Not only is Athens the capital city of Greece and the birthplace of democracy, it’s also dominated by 5th century BC landmarks including the Acropolis, a hilltop citadel topped with ancient buildings like the colonnaded Parthenon Temple. In addition to this, it’s home to the Acropolis Museum, and The National Archaeological Museum, so if you’re a fan of history this is definitely a place to visit. Acropolis contains the remains of seven great architectural buildings and is the most popular tourist attraction in Athens and the entrance fees are cheap. The Parthenon is a former temple dedicated to the Goddess Athena, whom the people of Athens considered their patron. It’s the largest and most lavish temple the Greek mainland has ever seen, with 46 columns holding it up. A superb hotel to stay in on your travels with stunning views is The Acropolis View Hotel.

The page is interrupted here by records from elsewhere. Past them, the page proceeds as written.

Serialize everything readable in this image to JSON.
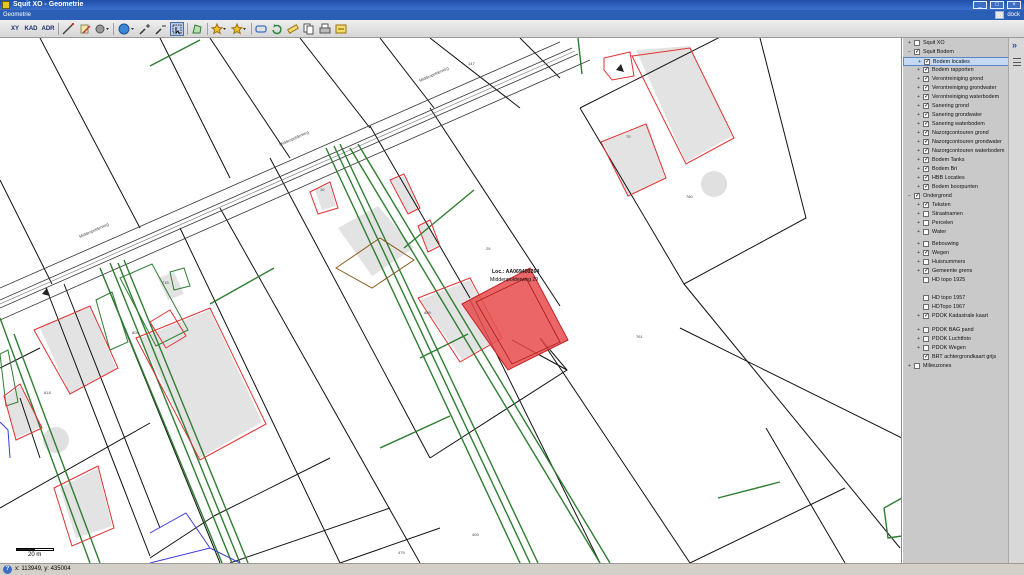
{
  "window": {
    "title": "Squit XO - Geometrie"
  },
  "menu": {
    "items": [
      "Geometrie"
    ],
    "dock_label": "dock"
  },
  "toolbar": {
    "xy_label": "XY",
    "kad_label": "KAD",
    "adr_label": "ADR"
  },
  "map": {
    "labels": {
      "street_top": "Middenpolderweg",
      "street_mid": "Middenpolderweg",
      "street_low": "Middenpolderweg",
      "p147": "147",
      "p760": "760",
      "p761": "761",
      "p805": "805",
      "p715": "715",
      "p618": "618",
      "p889": "889",
      "p400": "400",
      "p479": "479",
      "p70": "70",
      "p10": "10",
      "p25": "25"
    },
    "marker": {
      "loc": "Loc.: AA069400264",
      "address": "Middenpolderweg 29"
    },
    "scale_label": "20 m"
  },
  "status": {
    "coords": "x: 113949, y: 435004"
  },
  "layers": [
    {
      "label": "Squit XO",
      "level": 0,
      "exp": "+",
      "check": false
    },
    {
      "label": "Squit Bodem",
      "level": 0,
      "exp": "−",
      "check": true
    },
    {
      "label": "Bodem locaties",
      "level": 1,
      "exp": "+",
      "check": true,
      "selected": true
    },
    {
      "label": "Bodem rapporten",
      "level": 1,
      "exp": "+",
      "check": true
    },
    {
      "label": "Verontreiniging grond",
      "level": 1,
      "exp": "+",
      "check": true
    },
    {
      "label": "Verontreiniging grondwater",
      "level": 1,
      "exp": "+",
      "check": true
    },
    {
      "label": "Verontreiniging waterbodem",
      "level": 1,
      "exp": "+",
      "check": true
    },
    {
      "label": "Sanering grond",
      "level": 1,
      "exp": "+",
      "check": true
    },
    {
      "label": "Sanering grondwater",
      "level": 1,
      "exp": "+",
      "check": true
    },
    {
      "label": "Sanering waterbodem",
      "level": 1,
      "exp": "+",
      "check": true
    },
    {
      "label": "Nazorgcontouren grond",
      "level": 1,
      "exp": "+",
      "check": true
    },
    {
      "label": "Nazorgcontouren grondwater",
      "level": 1,
      "exp": "+",
      "check": true
    },
    {
      "label": "Nazorgcontouren waterbodem",
      "level": 1,
      "exp": "+",
      "check": true
    },
    {
      "label": "Bodem Tanks",
      "level": 1,
      "exp": "+",
      "check": true
    },
    {
      "label": "Bodem Bri",
      "level": 1,
      "exp": "+",
      "check": true
    },
    {
      "label": "HBB Locaties",
      "level": 1,
      "exp": "+",
      "check": true
    },
    {
      "label": "Bodem boorpunten",
      "level": 1,
      "exp": "+",
      "check": true
    },
    {
      "label": "Ondergrond",
      "level": 0,
      "exp": "−",
      "check": true
    },
    {
      "label": "Teksten",
      "level": 1,
      "exp": "+",
      "check": true
    },
    {
      "label": "Straatnamen",
      "level": 1,
      "exp": "+",
      "check": false
    },
    {
      "label": "Percelen",
      "level": 1,
      "exp": "+",
      "check": false
    },
    {
      "label": "Water",
      "level": 1,
      "exp": "+",
      "check": false
    },
    {
      "label": "Bebouwing",
      "level": 1,
      "exp": "+",
      "check": false
    },
    {
      "label": "Wegen",
      "level": 1,
      "exp": "+",
      "check": true
    },
    {
      "label": "Huisnummers",
      "level": 1,
      "exp": "+",
      "check": false
    },
    {
      "label": "Gemeente grens",
      "level": 1,
      "exp": "+",
      "check": true
    },
    {
      "label": "HD topo 1925",
      "level": 1,
      "exp": "",
      "check": false
    },
    {
      "label": "HD topo 1957",
      "level": 1,
      "exp": "",
      "check": false
    },
    {
      "label": "HDTopo 1967",
      "level": 1,
      "exp": "",
      "check": false
    },
    {
      "label": "PDOK Kadastrale kaart",
      "level": 1,
      "exp": "+",
      "check": true
    },
    {
      "label": "PDOK BAG pand",
      "level": 1,
      "exp": "+",
      "check": false
    },
    {
      "label": "PDOK Luchtfoto",
      "level": 1,
      "exp": "+",
      "check": false
    },
    {
      "label": "PDOK Wegen",
      "level": 1,
      "exp": "+",
      "check": false
    },
    {
      "label": "BRT achtergrondkaart grijs",
      "level": 1,
      "exp": "",
      "check": true
    },
    {
      "label": "Milieuzones",
      "level": 0,
      "exp": "+",
      "check": false
    }
  ],
  "colors": {
    "selection": "#e84c4c",
    "contour_red": "#e03030",
    "parcel_green": "#2f7d32",
    "building_gray": "#e3e3e3"
  }
}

Fascinatingly, the first modern Olympic Games were held in Athens in 1896. However, 1503 years before this, the Ancient Games were staged in Olympia from 776 BC through 393 AD. Greeks loved sports and the Ancient Games were a religious festival held in honour of Zeus.
Go to Foods in Greece
Whilst in Greece there are two national dishes that you have to try: Gyros and Moussaka. Gyros are my favourite Greek snack as they are delicious; consisting of vertically roasted meat (mainly pork or chicken), sliced and served on a pita wrap with salad toppings and Tzatziki sauce. They are the Mecca of Greek cuisine and a must have when you visit. The classic Moussaka is a dish made with eggplant, ground meat, cheese and meat sauce, topped with a thick bechamel sauce, then served with salad and crusty bread. Greeks consume more olive oil than any other nation and are renowned for the quality of their olives and olive oil.
The national drink of Greece is considered to be Ouzo. A dry anise-flavoured aperitif that’s widely consumed. Personally I am not a fan, but you should at least try it whilst in Greece to experience the full culture!